Rep. Pete Sessions (R-Texas), who is helping craft the House bill, said, “Unfortunately, the Senate version of the bill would give Russians the opportunity to weaponize these sanctions against American businesses.”

He added, “I believe we need to thoroughly look at this and make necessary changes to protect American job creators.”

The oil industry began raising objections after the Senate sent its sanctions package to the House last month. Lobbyists said they simply didn’t have enough time to push the Senate to make the changes they wanted.

But pressure has ramped up this week, with both behind-the-scenes lobbying and public appeals to lawmakers.

In a letter to McCarthy on Monday, the Petroleum Equipment and Services Association (PESA) said it wants changes “made to language contained in [that bill] that, while ostensibly targeting the Russian energy sector, would in fact threaten many ongoing and future business activities of PESA member companies and other businesses.”

In a weekend op-ed in the Washington Examiner, the industry-funded Institute for Energy Research warned the sanctions bill “has the potential to affect a wide variety of industries — up and down the global energy, manufacturing, and engineering value chain.”

Energy-related concerns aren’t confined to American companies.

European allies have also worried new U.S. sanctions could jeopardize previous oil and gas contracts and partnerships with Russian firms that provide the continent with energy.

Wolfgang Ischinger, a former German ambassador to the U.S., wrote in a Wall Street Journal column that the sanctions could do economic harm to America’s partners in restraining Russian aggression.

Senate Foreign Relations Committee ranking member Ben CardinBenjamin (Ben) Louis CardinCongress eyes tighter restrictions on next round of small business help Senate passes extension of application deadline for PPP small-business loans 1,700 troops will support Trump 'Salute to America' celebrations July 4: Pentagon MORE (D-Md.) said Wednesday that he thinks the Senate bill is flexible enough to deal with industry and European concerns, but that he’s open to making fixes to reassure them.

“There are ways we could clarify that to give them greater comfort if that opportunity presents itself,” Cardin told reporters. “We would support those modifications,” whether through a separate bill or amendment, Cardin said.

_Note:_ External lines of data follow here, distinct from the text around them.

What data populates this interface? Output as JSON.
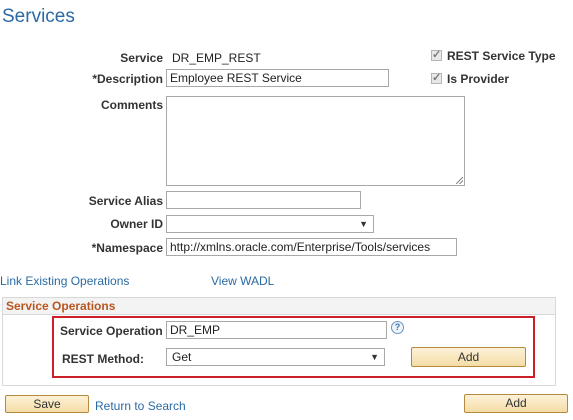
{
  "page": {
    "title": "Services"
  },
  "form": {
    "service_label": "Service",
    "service_value": "DR_EMP_REST",
    "description_label": "*Description",
    "description_value": "Employee REST Service",
    "comments_label": "Comments",
    "comments_value": "",
    "alias_label": "Service Alias",
    "alias_value": "",
    "owner_label": "Owner ID",
    "owner_value": "",
    "namespace_label": "*Namespace",
    "namespace_value": "http://xmlns.oracle.com/Enterprise/Tools/services",
    "rest_service_type_label": "REST Service Type",
    "rest_service_type_checked": true,
    "is_provider_label": "Is Provider",
    "is_provider_checked": true
  },
  "links": {
    "link_existing": "Link Existing Operations",
    "view_wadl": "View WADL"
  },
  "operations": {
    "section_title": "Service Operations",
    "service_operation_label": "Service Operation",
    "service_operation_value": "DR_EMP",
    "help_glyph": "?",
    "rest_method_label": "REST Method:",
    "rest_method_value": "Get",
    "add_label": "Add"
  },
  "footer": {
    "save_label": "Save",
    "return_label": "Return to Search",
    "add_label": "Add"
  },
  "colors": {
    "title": "#2b6aa4",
    "section_title": "#b8561f",
    "highlight_box": "#cc1f2a",
    "button_fill": "#f4dca5"
  }
}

The language on energy sanctions is one of several hurdles facing the sanctions bill. Lawmakers are sparring over a provision that only allows the House majority leader, not the minority leader, to introduce a bill re-imposing sanctions lifted by the president.

The House will also need to resolve an issue regarding the Constitution’s “origination clause,” which requires any bills affecting revenue to start in the lower chamber. Since the sanctions bill started in the Senate, the House would need to pass a new version for the Senate to approve later.